Eventually, we reached a portion of the right of way where the vegetation thinned a bit to the south, and we were again able to enter the woods. This was more of an upland forest and we were able to pass through easily. We soon emerged into the grassland area surrounding the five small lakes that were our goal for this hike.
The lakes are still holding water, but they have been hard hit by years of extended drought. All are reduced in size, and one is nearly completely dry. In spite of this, there was still much evidence of wildlife activity in the area. Deer and Coyote sign were easy to find. Insects of all types began to make their appearance as the mid-morning sun warmed the air.

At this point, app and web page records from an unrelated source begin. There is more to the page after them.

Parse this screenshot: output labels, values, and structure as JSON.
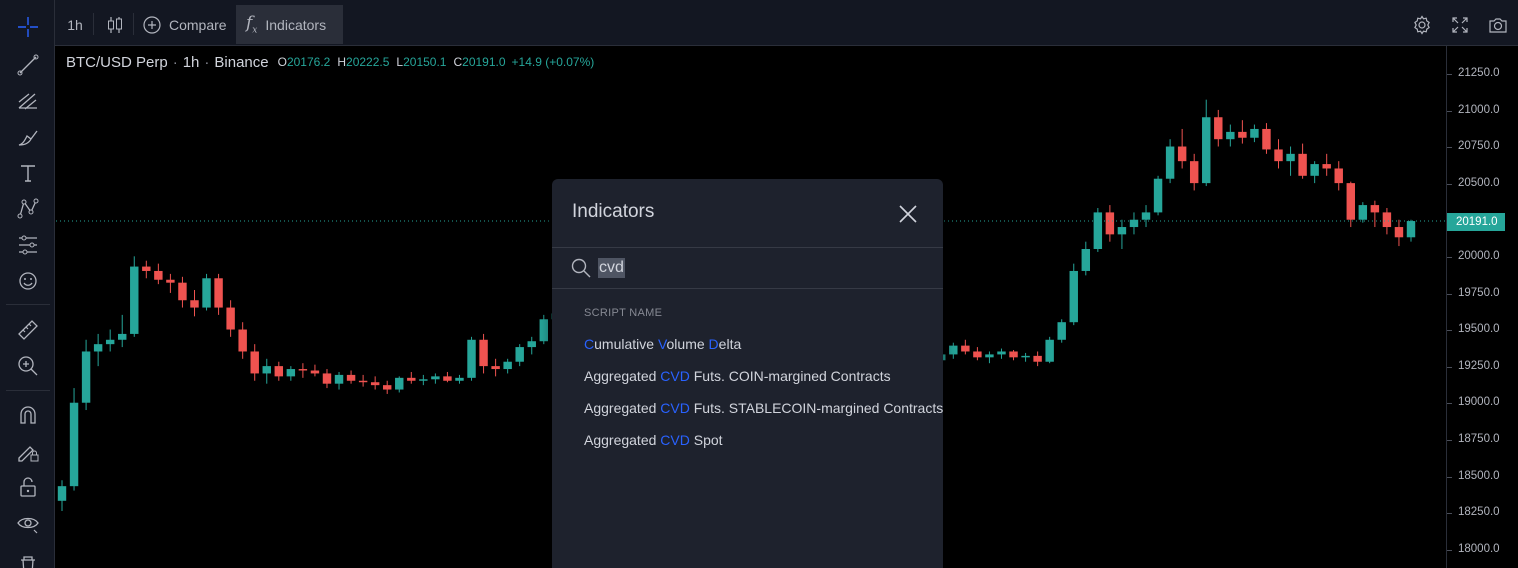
{
  "top_toolbar": {
    "interval": "1h",
    "compare_label": "Compare",
    "indicators_label": "Indicators"
  },
  "legend": {
    "symbol": "BTC/USD Perp",
    "interval": "1h",
    "exchange": "Binance",
    "open_key": "O",
    "open": "20176.2",
    "high_key": "H",
    "high": "20222.5",
    "low_key": "L",
    "low": "20150.1",
    "close_key": "C",
    "close": "20191.0",
    "change": "+14.9 (+0.07%)"
  },
  "price_axis": {
    "ticks": [
      "21250.0",
      "21000.0",
      "20750.0",
      "20500.0",
      "20250.0",
      "20000.0",
      "19750.0",
      "19500.0",
      "19250.0",
      "19000.0",
      "18750.0",
      "18500.0",
      "18250.0",
      "18000.0"
    ],
    "last_price": "20191.0"
  },
  "colors": {
    "up": "#26a69a",
    "down": "#ef5350",
    "accent": "#2962ff"
  },
  "dialog": {
    "title": "Indicators",
    "search_value": "cvd",
    "column_header": "SCRIPT NAME",
    "results": [
      {
        "parts": [
          {
            "t": "C",
            "hl": true
          },
          {
            "t": "umulative ",
            "hl": false
          },
          {
            "t": "V",
            "hl": true
          },
          {
            "t": "olume ",
            "hl": false
          },
          {
            "t": "D",
            "hl": true
          },
          {
            "t": "elta",
            "hl": false
          }
        ]
      },
      {
        "parts": [
          {
            "t": "Aggregated ",
            "hl": false
          },
          {
            "t": "CVD",
            "hl": true
          },
          {
            "t": " Futs. COIN-margined Contracts",
            "hl": false
          }
        ]
      },
      {
        "parts": [
          {
            "t": "Aggregated ",
            "hl": false
          },
          {
            "t": "CVD",
            "hl": true
          },
          {
            "t": " Futs. STABLECOIN-margined Contracts",
            "hl": false
          }
        ]
      },
      {
        "parts": [
          {
            "t": "Aggregated ",
            "hl": false
          },
          {
            "t": "CVD",
            "hl": true
          },
          {
            "t": " Spot",
            "hl": false
          }
        ]
      }
    ]
  },
  "chart_data": {
    "type": "candlestick",
    "interval": "1h",
    "ylim": [
      17875,
      21375
    ],
    "candles": [
      [
        18280,
        18420,
        18210,
        18380
      ],
      [
        18380,
        19050,
        18350,
        18950
      ],
      [
        18950,
        19380,
        18900,
        19300
      ],
      [
        19300,
        19420,
        19200,
        19350
      ],
      [
        19350,
        19450,
        19300,
        19380
      ],
      [
        19380,
        19550,
        19330,
        19420
      ],
      [
        19420,
        19950,
        19400,
        19880
      ],
      [
        19880,
        19920,
        19800,
        19850
      ],
      [
        19850,
        19900,
        19760,
        19790
      ],
      [
        19790,
        19830,
        19700,
        19770
      ],
      [
        19770,
        19810,
        19600,
        19650
      ],
      [
        19650,
        19720,
        19540,
        19600
      ],
      [
        19600,
        19830,
        19580,
        19800
      ],
      [
        19800,
        19830,
        19550,
        19600
      ],
      [
        19600,
        19650,
        19400,
        19450
      ],
      [
        19450,
        19500,
        19250,
        19300
      ],
      [
        19300,
        19350,
        19100,
        19150
      ],
      [
        19150,
        19250,
        19080,
        19200
      ],
      [
        19200,
        19230,
        19100,
        19130
      ],
      [
        19130,
        19200,
        19100,
        19180
      ],
      [
        19180,
        19220,
        19120,
        19170
      ],
      [
        19170,
        19210,
        19130,
        19150
      ],
      [
        19150,
        19180,
        19050,
        19080
      ],
      [
        19080,
        19160,
        19040,
        19140
      ],
      [
        19140,
        19170,
        19080,
        19100
      ],
      [
        19100,
        19140,
        19060,
        19090
      ],
      [
        19090,
        19130,
        19040,
        19070
      ],
      [
        19070,
        19100,
        19010,
        19040
      ],
      [
        19040,
        19130,
        19020,
        19120
      ],
      [
        19120,
        19160,
        19080,
        19100
      ],
      [
        19100,
        19140,
        19070,
        19110
      ],
      [
        19110,
        19150,
        19080,
        19130
      ],
      [
        19130,
        19160,
        19090,
        19100
      ],
      [
        19100,
        19140,
        19080,
        19120
      ],
      [
        19120,
        19400,
        19100,
        19380
      ],
      [
        19380,
        19420,
        19150,
        19200
      ],
      [
        19200,
        19250,
        19130,
        19180
      ],
      [
        19180,
        19250,
        19150,
        19230
      ],
      [
        19230,
        19350,
        19200,
        19330
      ],
      [
        19330,
        19400,
        19280,
        19370
      ],
      [
        19370,
        19550,
        19350,
        19520
      ],
      [
        19520,
        19600,
        19480,
        19560
      ],
      [
        19560,
        19590,
        19480,
        19510
      ],
      [
        19510,
        19580,
        19490,
        19550
      ],
      [
        19550,
        19590,
        19500,
        19530
      ],
      [
        19530,
        19600,
        19510,
        19580
      ],
      [
        19580,
        19620,
        19530,
        19560
      ],
      [
        19560,
        19700,
        19540,
        19640
      ],
      [
        19640,
        19660,
        19580,
        19600
      ],
      [
        19600,
        19630,
        19480,
        19500
      ],
      [
        19500,
        19520,
        19250,
        19300
      ],
      [
        19300,
        19320,
        19100,
        19180
      ],
      [
        19180,
        19300,
        19150,
        19260
      ],
      [
        19260,
        19280,
        19180,
        19220
      ],
      [
        19220,
        19260,
        19140,
        19180
      ],
      [
        19180,
        19230,
        19160,
        19210
      ],
      [
        19210,
        19240,
        19170,
        19190
      ],
      [
        19190,
        19230,
        19150,
        19170
      ],
      [
        19170,
        19210,
        19150,
        19200
      ],
      [
        19200,
        19220,
        19150,
        19170
      ],
      [
        19170,
        19200,
        19100,
        19130
      ],
      [
        19130,
        19170,
        19100,
        19150
      ],
      [
        19150,
        19520,
        19130,
        19480
      ],
      [
        19480,
        19600,
        19450,
        19560
      ],
      [
        19560,
        19680,
        19500,
        19520
      ],
      [
        19520,
        19560,
        19400,
        19440
      ],
      [
        19440,
        19460,
        19300,
        19340
      ],
      [
        19340,
        19380,
        19260,
        19300
      ],
      [
        19300,
        19340,
        19230,
        19260
      ],
      [
        19260,
        19350,
        19240,
        19330
      ],
      [
        19330,
        19420,
        19300,
        19380
      ],
      [
        19380,
        19400,
        19300,
        19320
      ],
      [
        19320,
        19350,
        19200,
        19240
      ],
      [
        19240,
        19300,
        19140,
        19280
      ],
      [
        19280,
        19360,
        19250,
        19340
      ],
      [
        19340,
        19380,
        19280,
        19300
      ],
      [
        19300,
        19330,
        19240,
        19260
      ],
      [
        19260,
        19300,
        19220,
        19280
      ],
      [
        19280,
        19320,
        19250,
        19300
      ],
      [
        19300,
        19310,
        19240,
        19260
      ],
      [
        19260,
        19290,
        19230,
        19270
      ],
      [
        19270,
        19300,
        19200,
        19230
      ],
      [
        19230,
        19400,
        19220,
        19380
      ],
      [
        19380,
        19520,
        19360,
        19500
      ],
      [
        19500,
        19900,
        19480,
        19850
      ],
      [
        19850,
        20050,
        19820,
        20000
      ],
      [
        20000,
        20280,
        19980,
        20250
      ],
      [
        20250,
        20300,
        20050,
        20100
      ],
      [
        20100,
        20200,
        20000,
        20150
      ],
      [
        20150,
        20250,
        20100,
        20200
      ],
      [
        20200,
        20300,
        20150,
        20250
      ],
      [
        20250,
        20500,
        20230,
        20480
      ],
      [
        20480,
        20750,
        20450,
        20700
      ],
      [
        20700,
        20820,
        20550,
        20600
      ],
      [
        20600,
        20650,
        20400,
        20450
      ],
      [
        20450,
        21020,
        20430,
        20900
      ],
      [
        20900,
        20950,
        20700,
        20750
      ],
      [
        20750,
        20850,
        20700,
        20800
      ],
      [
        20800,
        20880,
        20720,
        20760
      ],
      [
        20760,
        20850,
        20730,
        20820
      ],
      [
        20820,
        20860,
        20650,
        20680
      ],
      [
        20680,
        20750,
        20550,
        20600
      ],
      [
        20600,
        20700,
        20500,
        20650
      ],
      [
        20650,
        20720,
        20480,
        20500
      ],
      [
        20500,
        20600,
        20450,
        20580
      ],
      [
        20580,
        20650,
        20500,
        20550
      ],
      [
        20550,
        20600,
        20400,
        20450
      ],
      [
        20450,
        20460,
        20150,
        20200
      ],
      [
        20200,
        20320,
        20180,
        20300
      ],
      [
        20300,
        20330,
        20150,
        20250
      ],
      [
        20250,
        20280,
        20100,
        20150
      ],
      [
        20150,
        20200,
        20020,
        20080
      ],
      [
        20080,
        20200,
        20050,
        20191
      ]
    ]
  }
}
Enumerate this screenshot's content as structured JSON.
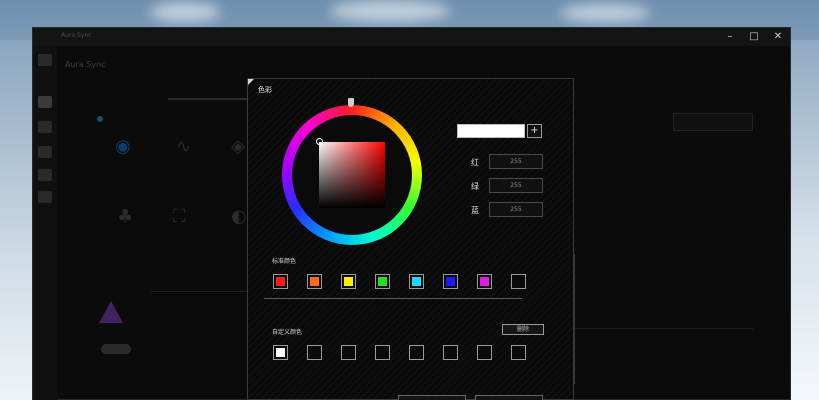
{
  "app": {
    "title": "Aura Sync",
    "window_controls": [
      "–",
      "□",
      "✕"
    ]
  },
  "dialog": {
    "title": "色彩",
    "preview_color": "#ffffff",
    "add_label": "+",
    "rgb": {
      "red_label": "红",
      "red_value": "255",
      "green_label": "绿",
      "green_value": "255",
      "blue_label": "蓝",
      "blue_value": "255"
    },
    "standard_colors_label": "标准颜色",
    "standard_colors": [
      "#ff1a1a",
      "#ff6a1a",
      "#ffee00",
      "#22e022",
      "#1ad8ff",
      "#1a1aff",
      "#e01ae0",
      "#0a0a0a"
    ],
    "custom_colors_label": "自定义颜色",
    "delete_label": "删除",
    "custom_colors": [
      "#ffffff",
      "#0a0a0a",
      "#0a0a0a",
      "#0a0a0a",
      "#0a0a0a",
      "#0a0a0a",
      "#0a0a0a",
      "#0a0a0a"
    ]
  }
}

It was late October, but the temperature was scheduled to rise well into the 90s before the day was over—summer releases its grasp with some reluctance in North Texas.
On one pond we discovered a massing of Whiligig Beetles—a common sight in mid autumn. I’m not sure how to explain these fall congregations, but perhaps they are related to mating, or possibly the end of the larval stage occurs simultaneously for many of these insects. Here is what Wikipedia has to say about the Whirligig Beetle:
The whirligig beetles are a family (Gyrinidae) of water beetles that usually swim on the surface of the water if undisturbed, though they swim actively underwater when threatened. They get their common name from their habit of swimming rapidly in circles when alarmed, and are also notable for their divided eyes which are believed to enable them to see both above and below water. The family includes some 700 extant species worldwide, in 15 genera, plus a few fossil species. Most species are very similar in general appearance, though they vary in size from perhaps 3 mm to 18 mm in length. They tend to be flattened and rounded in cross section, in plan view as seen from above, and in longitudinal section. In fact their shape is a good first approximation to an ellipsoid, with legs and other appendages fitting closely into a streamlined surface.
The Gyrinidae are surface swimmers for preference. They are known for the bewildering and rapid gyrations in which they swim, and for their gregarious behavior. Most species also can fly well, even taking off from water if need be. The combination constitutes a survival strategy that helps them to avoid predation and take advantage of mating opportunities. In general the adults occupy areas where water flows steadily and not too fast, such as minor rapids and narrows in leisurely streams. Such places supply a good turnover of floating detritus or struggling insects or other small animals that have fallen in and float with the current.
The adult beetles carry a bubble of air trapped beneath their elytra. This allows them to dive and swim under well-oxygenated water for indefinite periods if necessary. The mechanism is sophisticated and amounts to a physical gill. In practice though, their ecological adaptation is for the adults to scavenge and hunt on the water surface, so they seldom stay down for long. The larvae have paired plumose tracheal gills on each of the first eight abdominal segments.
Generally Gyrinids lay their eggs under water, attached to water plants, typically in rows. Like the adults, the larvae are active predators, largely benthic inhabitants of the stream bed and aquatic plants. They have long thoracic legs with paired claws. Their mandibles are curved, pointed, and pierced with a sucking canal. In this they resemble the larvae of many other predatory water beetles, such as the Dytiscidae. Mature larvae pupate in a cocoon that also is attached to water plants.
We only had time to give this place the most abbreviated once over. Time was running short, so we looked around quickly before staring the long walk back to our cars. This is a very intriguing spot that demands further exploration. We will be back.